House rebuffs Pentagon on defense spending
WASHINGTON (AP) — The House on Thursday overwhelmingly backed a $601 billion defense authorization bill that spares planes, ships and military bases in an election-year nod to hometown interests.
Ignoring a White House veto threat, Republicans and Democrats united behind the popular measure that authorizes spending on weapons and personnel for the fiscal year beginning Oct. 1. The vote was 325-98 for the legislation which now must be reconciled with a work-in-progress Senate version.
The Pentagon had proposed retiring the Cold War-era U-2 spy plane and the A-10 Warthog close-air support aircraft as well as shuttering unnecessary bases.
Spending on the military is being cut after more than a decade of fighting in Iraq and Afghanistan, and deficit-driven budget reductions are taking a toll.
Working within spending limits, the Pentagon proposed retiring decades-old aircraft programs, including the A-10 Warthog, a close air support plane, and the U-2 spy plane of the Cold War era. The Defense Department also sought congressional approval to close military bases deemed unessential and slightly increase out-of-pocket costs for housing and health care.
Not this year, said Republicans and Democrats alike. They left popular personnel benefits untouched despite repeated warnings that the skyrocketing costs of Pentagon entitlement programs come at the expense of modernizing and training the military.
“It is not our job to accept the department’s budget as is, but if we are to reject the Pentagon’s cost-saving measures we need to offer alternatives. We didn’t. We ducked every difficult decision,” said Rep. Adam Smith of Washington state, the top Democrat on the Armed Services Committee. “We played accounting games and cut readiness as we stand by and wait for a miracle. We owe our troops more.”
Rep. Howard “Buck” McKeon, R-Calif., chairman of the committee, rejected the suggestion that the measure was a “sop to parochial interests,” arguing that the bill makes “the tough decisions that put the troops first.”
The Obama administration objects to pinching the budget for readiness by $1.2 billion to cover the cost of favored ships and planes. Smith warned that the patchwork approach this year will make budgeting nearly impossible in future years.
Navy cruisers, an aircraft carrier and AWACS aircraft, the airborne warning and control system, were saved.
Rep. Jim Bridenstine, R-Okla., a former pilot and tea party favorite elected in 2012, spared three of seven AWACS aircraft based at Tinker Air Force Base in his home state. Rep. Ron Barber, D-Ariz., secured bipartisan support for providing $635 million for the Air Force’s A-10, which has a strong coalition of backers in Congress.
The House engaged in a spirited debate over post-Sept. 11 laws and practices, and whether they are overly broad and still viable nearly 13 years after the terror attacks. Lawmakers pressed to sunset the authorization given to the president to use military force, to end the indefinite detention of terror suspects captured on U.S. soil and to close the U.S. naval facility at Guantanamo Bay, Cuba.

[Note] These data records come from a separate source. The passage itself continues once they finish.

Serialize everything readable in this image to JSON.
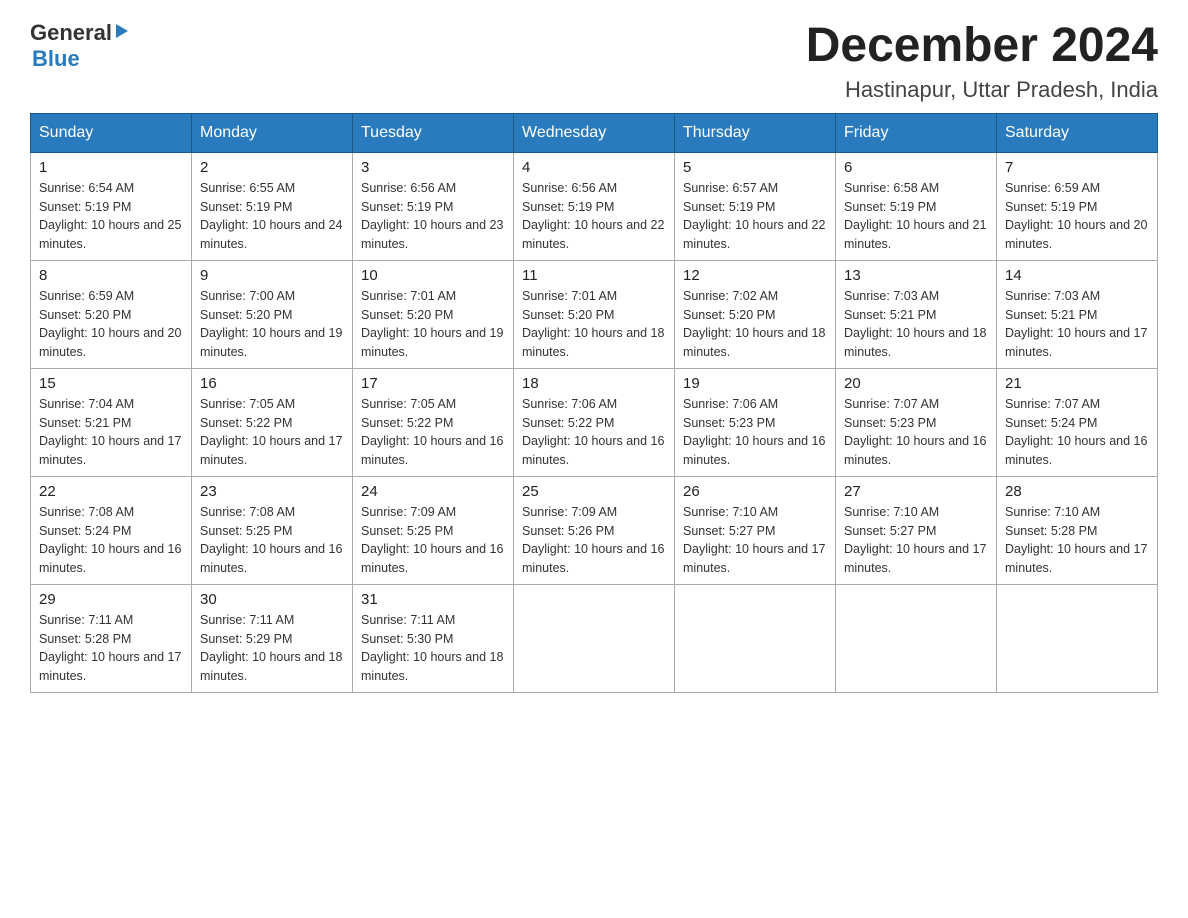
{
  "header": {
    "logo": {
      "general": "General",
      "blue": "Blue"
    },
    "title": "December 2024",
    "location": "Hastinapur, Uttar Pradesh, India"
  },
  "calendar": {
    "days_of_week": [
      "Sunday",
      "Monday",
      "Tuesday",
      "Wednesday",
      "Thursday",
      "Friday",
      "Saturday"
    ],
    "weeks": [
      [
        {
          "day": "1",
          "sunrise": "Sunrise: 6:54 AM",
          "sunset": "Sunset: 5:19 PM",
          "daylight": "Daylight: 10 hours and 25 minutes."
        },
        {
          "day": "2",
          "sunrise": "Sunrise: 6:55 AM",
          "sunset": "Sunset: 5:19 PM",
          "daylight": "Daylight: 10 hours and 24 minutes."
        },
        {
          "day": "3",
          "sunrise": "Sunrise: 6:56 AM",
          "sunset": "Sunset: 5:19 PM",
          "daylight": "Daylight: 10 hours and 23 minutes."
        },
        {
          "day": "4",
          "sunrise": "Sunrise: 6:56 AM",
          "sunset": "Sunset: 5:19 PM",
          "daylight": "Daylight: 10 hours and 22 minutes."
        },
        {
          "day": "5",
          "sunrise": "Sunrise: 6:57 AM",
          "sunset": "Sunset: 5:19 PM",
          "daylight": "Daylight: 10 hours and 22 minutes."
        },
        {
          "day": "6",
          "sunrise": "Sunrise: 6:58 AM",
          "sunset": "Sunset: 5:19 PM",
          "daylight": "Daylight: 10 hours and 21 minutes."
        },
        {
          "day": "7",
          "sunrise": "Sunrise: 6:59 AM",
          "sunset": "Sunset: 5:19 PM",
          "daylight": "Daylight: 10 hours and 20 minutes."
        }
      ],
      [
        {
          "day": "8",
          "sunrise": "Sunrise: 6:59 AM",
          "sunset": "Sunset: 5:20 PM",
          "daylight": "Daylight: 10 hours and 20 minutes."
        },
        {
          "day": "9",
          "sunrise": "Sunrise: 7:00 AM",
          "sunset": "Sunset: 5:20 PM",
          "daylight": "Daylight: 10 hours and 19 minutes."
        },
        {
          "day": "10",
          "sunrise": "Sunrise: 7:01 AM",
          "sunset": "Sunset: 5:20 PM",
          "daylight": "Daylight: 10 hours and 19 minutes."
        },
        {
          "day": "11",
          "sunrise": "Sunrise: 7:01 AM",
          "sunset": "Sunset: 5:20 PM",
          "daylight": "Daylight: 10 hours and 18 minutes."
        },
        {
          "day": "12",
          "sunrise": "Sunrise: 7:02 AM",
          "sunset": "Sunset: 5:20 PM",
          "daylight": "Daylight: 10 hours and 18 minutes."
        },
        {
          "day": "13",
          "sunrise": "Sunrise: 7:03 AM",
          "sunset": "Sunset: 5:21 PM",
          "daylight": "Daylight: 10 hours and 18 minutes."
        },
        {
          "day": "14",
          "sunrise": "Sunrise: 7:03 AM",
          "sunset": "Sunset: 5:21 PM",
          "daylight": "Daylight: 10 hours and 17 minutes."
        }
      ],
      [
        {
          "day": "15",
          "sunrise": "Sunrise: 7:04 AM",
          "sunset": "Sunset: 5:21 PM",
          "daylight": "Daylight: 10 hours and 17 minutes."
        },
        {
          "day": "16",
          "sunrise": "Sunrise: 7:05 AM",
          "sunset": "Sunset: 5:22 PM",
          "daylight": "Daylight: 10 hours and 17 minutes."
        },
        {
          "day": "17",
          "sunrise": "Sunrise: 7:05 AM",
          "sunset": "Sunset: 5:22 PM",
          "daylight": "Daylight: 10 hours and 16 minutes."
        },
        {
          "day": "18",
          "sunrise": "Sunrise: 7:06 AM",
          "sunset": "Sunset: 5:22 PM",
          "daylight": "Daylight: 10 hours and 16 minutes."
        },
        {
          "day": "19",
          "sunrise": "Sunrise: 7:06 AM",
          "sunset": "Sunset: 5:23 PM",
          "daylight": "Daylight: 10 hours and 16 minutes."
        },
        {
          "day": "20",
          "sunrise": "Sunrise: 7:07 AM",
          "sunset": "Sunset: 5:23 PM",
          "daylight": "Daylight: 10 hours and 16 minutes."
        },
        {
          "day": "21",
          "sunrise": "Sunrise: 7:07 AM",
          "sunset": "Sunset: 5:24 PM",
          "daylight": "Daylight: 10 hours and 16 minutes."
        }
      ],
      [
        {
          "day": "22",
          "sunrise": "Sunrise: 7:08 AM",
          "sunset": "Sunset: 5:24 PM",
          "daylight": "Daylight: 10 hours and 16 minutes."
        },
        {
          "day": "23",
          "sunrise": "Sunrise: 7:08 AM",
          "sunset": "Sunset: 5:25 PM",
          "daylight": "Daylight: 10 hours and 16 minutes."
        },
        {
          "day": "24",
          "sunrise": "Sunrise: 7:09 AM",
          "sunset": "Sunset: 5:25 PM",
          "daylight": "Daylight: 10 hours and 16 minutes."
        },
        {
          "day": "25",
          "sunrise": "Sunrise: 7:09 AM",
          "sunset": "Sunset: 5:26 PM",
          "daylight": "Daylight: 10 hours and 16 minutes."
        },
        {
          "day": "26",
          "sunrise": "Sunrise: 7:10 AM",
          "sunset": "Sunset: 5:27 PM",
          "daylight": "Daylight: 10 hours and 17 minutes."
        },
        {
          "day": "27",
          "sunrise": "Sunrise: 7:10 AM",
          "sunset": "Sunset: 5:27 PM",
          "daylight": "Daylight: 10 hours and 17 minutes."
        },
        {
          "day": "28",
          "sunrise": "Sunrise: 7:10 AM",
          "sunset": "Sunset: 5:28 PM",
          "daylight": "Daylight: 10 hours and 17 minutes."
        }
      ],
      [
        {
          "day": "29",
          "sunrise": "Sunrise: 7:11 AM",
          "sunset": "Sunset: 5:28 PM",
          "daylight": "Daylight: 10 hours and 17 minutes."
        },
        {
          "day": "30",
          "sunrise": "Sunrise: 7:11 AM",
          "sunset": "Sunset: 5:29 PM",
          "daylight": "Daylight: 10 hours and 18 minutes."
        },
        {
          "day": "31",
          "sunrise": "Sunrise: 7:11 AM",
          "sunset": "Sunset: 5:30 PM",
          "daylight": "Daylight: 10 hours and 18 minutes."
        },
        null,
        null,
        null,
        null
      ]
    ]
  }
}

The bill imposes limits on President Barack Obama’s handling of terror suspects at Guantanamo, barring him from transferring detainees to maximum-security prisons in the United States.
The White House late Wednesday said the president would veto the bill if it “continues unwarranted restrictions regarding Guantanamo detainees.”
Hours later, the House rejected a measure to close Guantanamo. It also maintained its support for the authorization to use military force and indefinite detention.
The House Rules Committee allowed 162 amendments to the legislation but rejected measures on immigration that would have offered citizenship to young immigrants brought here illegally who serve in the military. The panel also rejected legislation that would have opened the U.S. military academies to such immigrants.
House Speaker John Boehner, R-Ohio, said the far-reaching defense bill was inappropriate for the debate on immigration.
To address the problem of sexual assault in the military, the bill would change the military rules of evidence to prohibit the accused from using good military character as defense in court-martial proceedings unless it was directly relevant to the alleged crime.
The “good soldier defense” could encompass a defendant’s military record of reliability, dependability, professionalism and reputation as an individual who could be counted on in war and peacetime.
Overall, the legislation would provide $495.8 billion for the core defense budget, $17.9 billion for energy programs within Pentagon spending and $79.4 billion for the war in Afghanistan and other overseas operations.